BRUSSELS (Reuters) - The European Commission is greatly concerned about the latest changes to Romanian judicial legislation through a government emergency decree and will ask Bucharest to explain itself, the Commission said on Wednesday.
The Romanian government’s decree on Tuesday prompted criticism from the president that the move would weaken prosecutors while tightening political control over the judiciary.
It was the latest in a slew of legislative and personnel changes the governing Social Democrats have made in the past two years that the European Commission, the U.S. State Department and thousands of Romanian magistrates say threaten the independence of the judiciary and the rule of law.
“The Commission is following with great concern the latest developments concerning the rule of law in Romania,” Commission spokesman Margaritis Schinas told a news briefing.

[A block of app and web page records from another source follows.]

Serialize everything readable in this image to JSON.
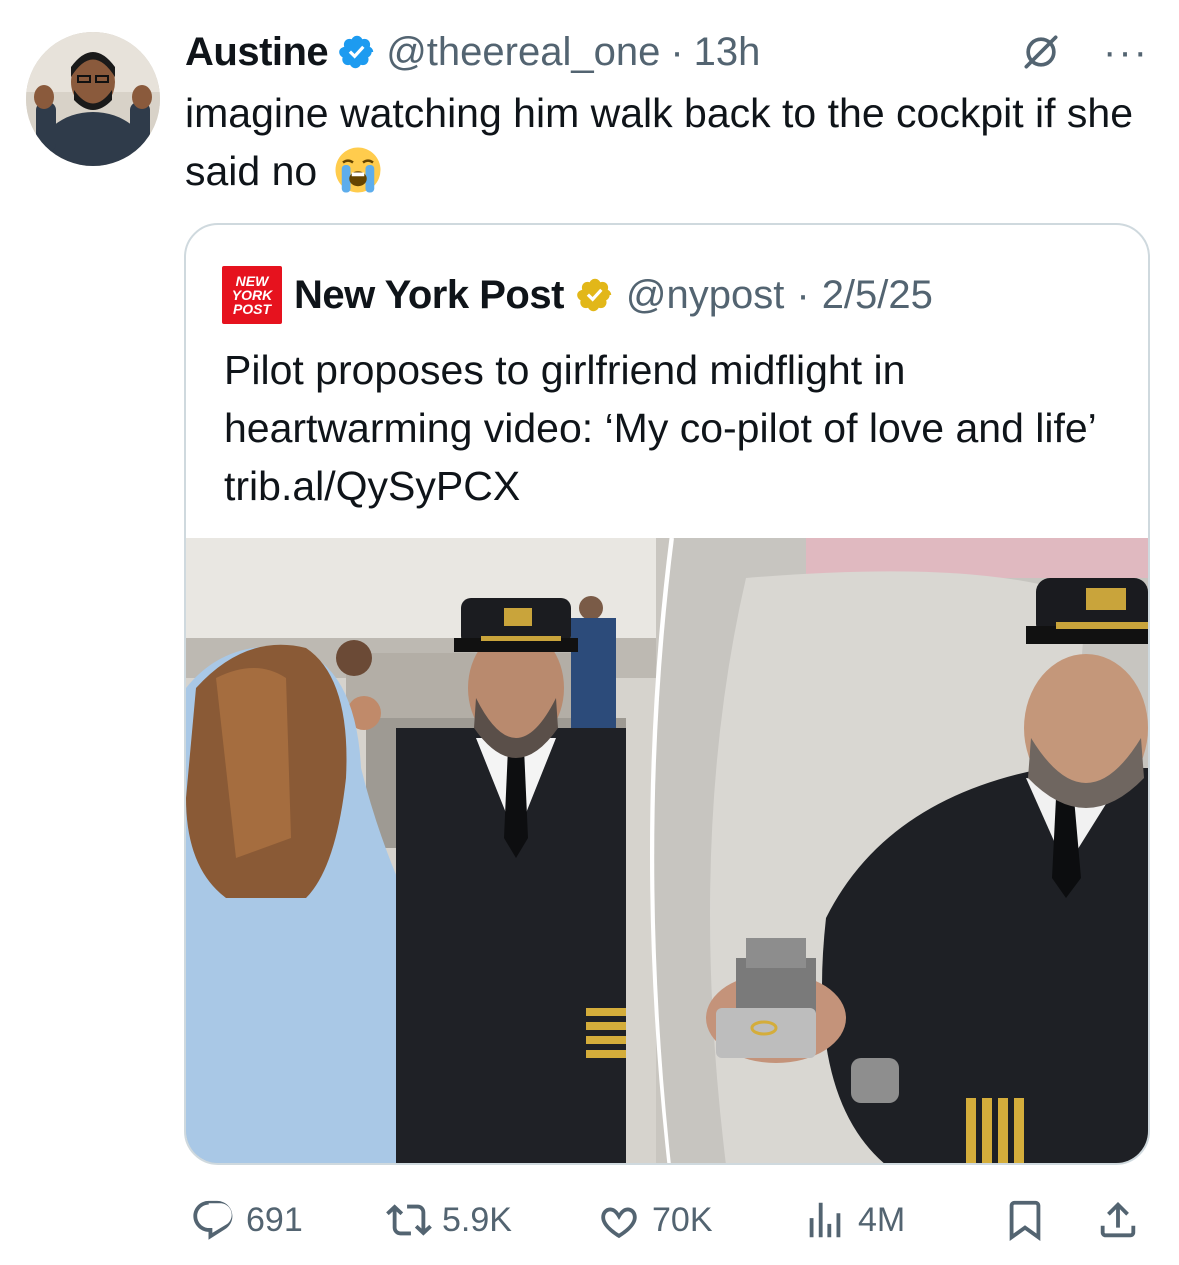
{
  "tweet": {
    "author_name": "Austine",
    "handle": "@theereal_one",
    "time": "13h",
    "text": "imagine watching him walk back to the cockpit if she said no",
    "emoji": "loudly-crying-face",
    "more_label": "···"
  },
  "quoted": {
    "logo_lines": [
      "NEW",
      "YORK",
      "POST"
    ],
    "author_name": "New York Post",
    "handle": "@nypost",
    "date": "2/5/25",
    "text": "Pilot proposes to girlfriend midflight in heartwarming video: ‘My co-pilot of love and life’ trib.al/QySyPCX"
  },
  "actions": {
    "replies": "691",
    "reposts": "5.9K",
    "likes": "70K",
    "views": "4M"
  },
  "icons": {
    "verified_author": "verified-blue-icon",
    "verified_quoted": "verified-gold-icon",
    "grok": "grok-icon",
    "reply": "reply-icon",
    "repost": "repost-icon",
    "like": "heart-icon",
    "views": "views-icon",
    "bookmark": "bookmark-icon",
    "share": "share-icon"
  },
  "colors": {
    "text": "#0f1419",
    "muted": "#536471",
    "verified_blue": "#1d9bf0",
    "verified_gold": "#e2b719",
    "nypost_red": "#e6121e",
    "border": "#cfd9de"
  }
}
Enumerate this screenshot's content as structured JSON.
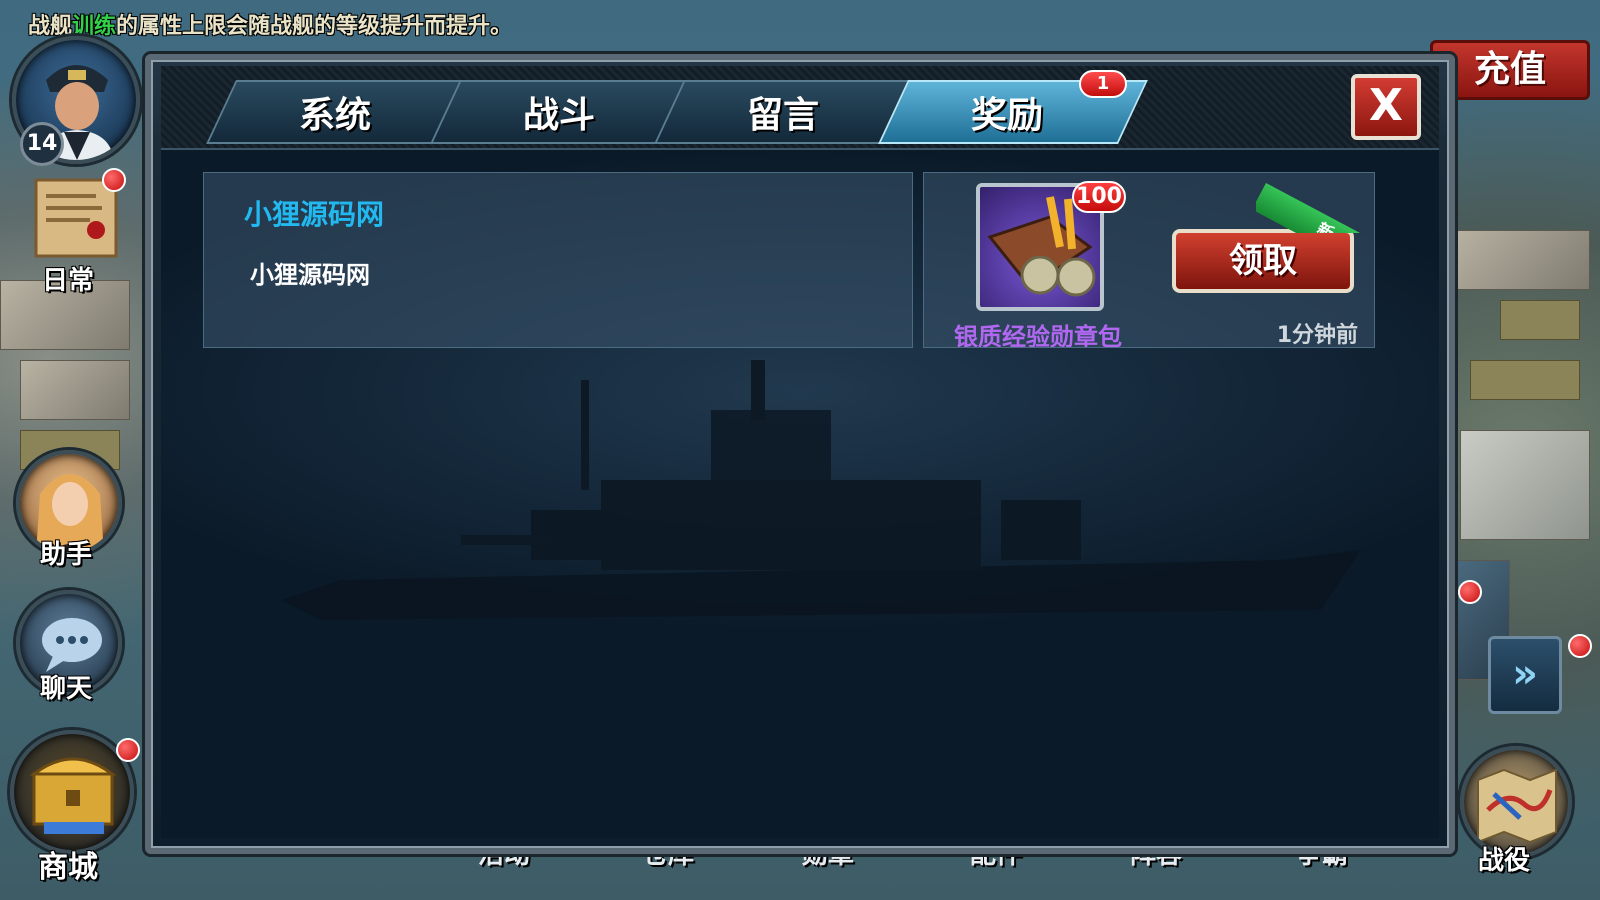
{
  "notice": {
    "prefix": "战舰",
    "highlight": "训练",
    "suffix": "的属性上限会随战舰的等级提升而提升。"
  },
  "player": {
    "level": "14"
  },
  "left_menu": [
    {
      "label": "日常"
    },
    {
      "label": "助手"
    },
    {
      "label": "聊天"
    },
    {
      "label": "商城"
    }
  ],
  "recharge_label": "充值",
  "tabs": [
    {
      "label": "系统"
    },
    {
      "label": "战斗"
    },
    {
      "label": "留言"
    },
    {
      "label": "奖励",
      "badge": "1"
    }
  ],
  "close_label": "X",
  "message": {
    "title": "小狸源码网",
    "body": "小狸源码网"
  },
  "reward": {
    "item_name": "银质经验勋章包",
    "quantity": "100",
    "new_label": "新",
    "claim_label": "领取",
    "time_ago": "1分钟前"
  },
  "bottom_menu": [
    {
      "label": "活动"
    },
    {
      "label": "仓库"
    },
    {
      "label": "勋章"
    },
    {
      "label": "配件"
    },
    {
      "label": "阵容"
    },
    {
      "label": "争霸"
    }
  ],
  "right_menu": {
    "campaign_label": "战役"
  },
  "colors": {
    "accent_blue": "#22b9f0",
    "item_purple": "#b068f0",
    "notice_green": "#33d14a",
    "badge_red": "#c20d0d"
  }
}
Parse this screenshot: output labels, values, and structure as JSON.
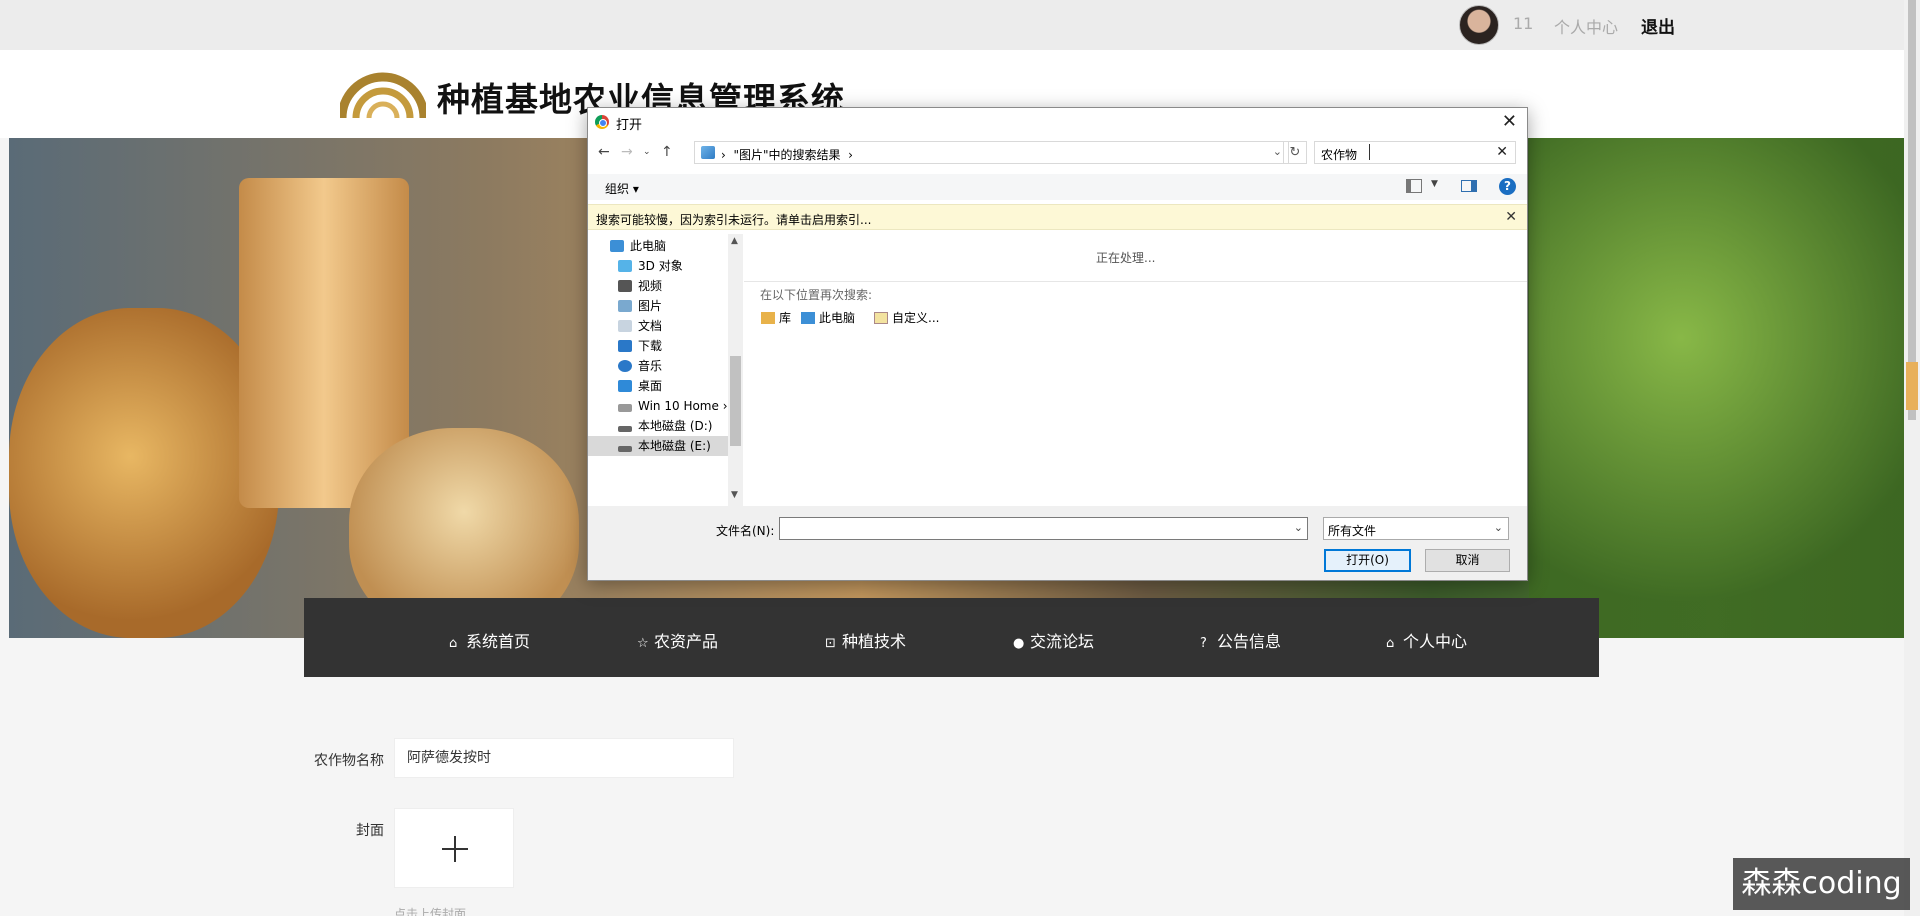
{
  "topbar": {
    "user_count": "11",
    "personal_center": "个人中心",
    "logout": "退出"
  },
  "header": {
    "site_title": "种植基地农业信息管理系统"
  },
  "nav": {
    "items": [
      {
        "icon": "home-icon",
        "label": "系统首页"
      },
      {
        "icon": "star-icon",
        "label": "农资产品"
      },
      {
        "icon": "bag-icon",
        "label": "种植技术"
      },
      {
        "icon": "alert-icon",
        "label": "交流论坛"
      },
      {
        "icon": "question-icon",
        "label": "公告信息"
      },
      {
        "icon": "home-icon",
        "label": "个人中心"
      }
    ]
  },
  "form": {
    "crop_name_label": "农作物名称",
    "crop_name_value": "阿萨德发按时",
    "cover_label": "封面",
    "upload_hint": "点击上传封面"
  },
  "watermark": "森森coding",
  "dialog": {
    "title": "打开",
    "address": "\"图片\"中的搜索结果",
    "search_value": "农作物",
    "organize": "组织 ▾",
    "info_text": "搜索可能较慢，因为索引未运行。请单击启用索引...",
    "tree": [
      {
        "label": "此电脑",
        "icon": "computer-icon"
      },
      {
        "label": "3D 对象",
        "icon": "3d-objects-icon"
      },
      {
        "label": "视频",
        "icon": "video-icon"
      },
      {
        "label": "图片",
        "icon": "pictures-icon"
      },
      {
        "label": "文档",
        "icon": "documents-icon"
      },
      {
        "label": "下载",
        "icon": "download-icon"
      },
      {
        "label": "音乐",
        "icon": "music-icon"
      },
      {
        "label": "桌面",
        "icon": "desktop-icon"
      },
      {
        "label": "Win 10 Home ›",
        "icon": "drive-icon"
      },
      {
        "label": "本地磁盘 (D:)",
        "icon": "drive-icon"
      },
      {
        "label": "本地磁盘 (E:)",
        "icon": "drive-icon",
        "selected": true
      }
    ],
    "processing": "正在处理...",
    "search_again": "在以下位置再次搜索:",
    "locations": [
      {
        "label": "库",
        "icon": "library-icon"
      },
      {
        "label": "此电脑",
        "icon": "computer-icon"
      },
      {
        "label": "自定义...",
        "icon": "custom-icon"
      }
    ],
    "filename_label": "文件名(N):",
    "filename_value": "",
    "filetype": "所有文件",
    "open_button": "打开(O)",
    "cancel_button": "取消"
  }
}
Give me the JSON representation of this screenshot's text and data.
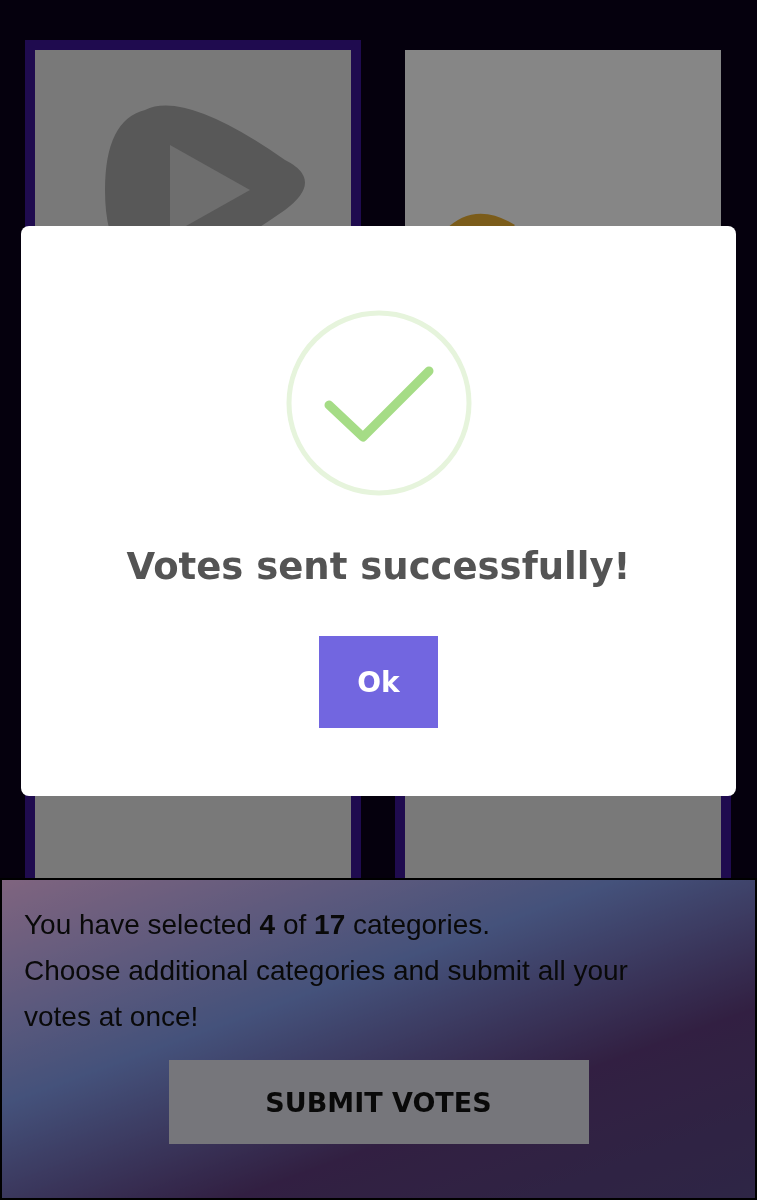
{
  "cards": [
    {
      "kind": "picture",
      "selected": true
    },
    {
      "kind": "picture",
      "selected": false
    },
    {
      "kind": "picture",
      "selected": true
    },
    {
      "kind": "picture",
      "selected": true
    }
  ],
  "footer": {
    "summary": "You have selected **4** of **17** categories.",
    "instruction": "Choose additional categories and submit all your votes at once!",
    "button": "SUBMIT VOTES"
  },
  "modal": {
    "message": "Votes sent successfully!",
    "button": "Ok"
  }
}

“Both the content and the procedure of the latest changes using emergency ordinances without any consultation with the judiciary and stakeholders seem to be in direct contradiction with the recommendations of the Commission.”
Transparency International ranks Romania as one of the European Union’s most corrupt countries and the European Commission keeps its justice system under special monitoring.
“Romania needs very urgently to put the reform process back on track. This means going forward, not backwards, and abstaining from any steps that reverse the progress accomplished over past years,” Schinas said.
“The Commission will seek clarification from the Romanian government on these latest changes.”
Reporting by Jan Strupczewski; Editing by David Goodman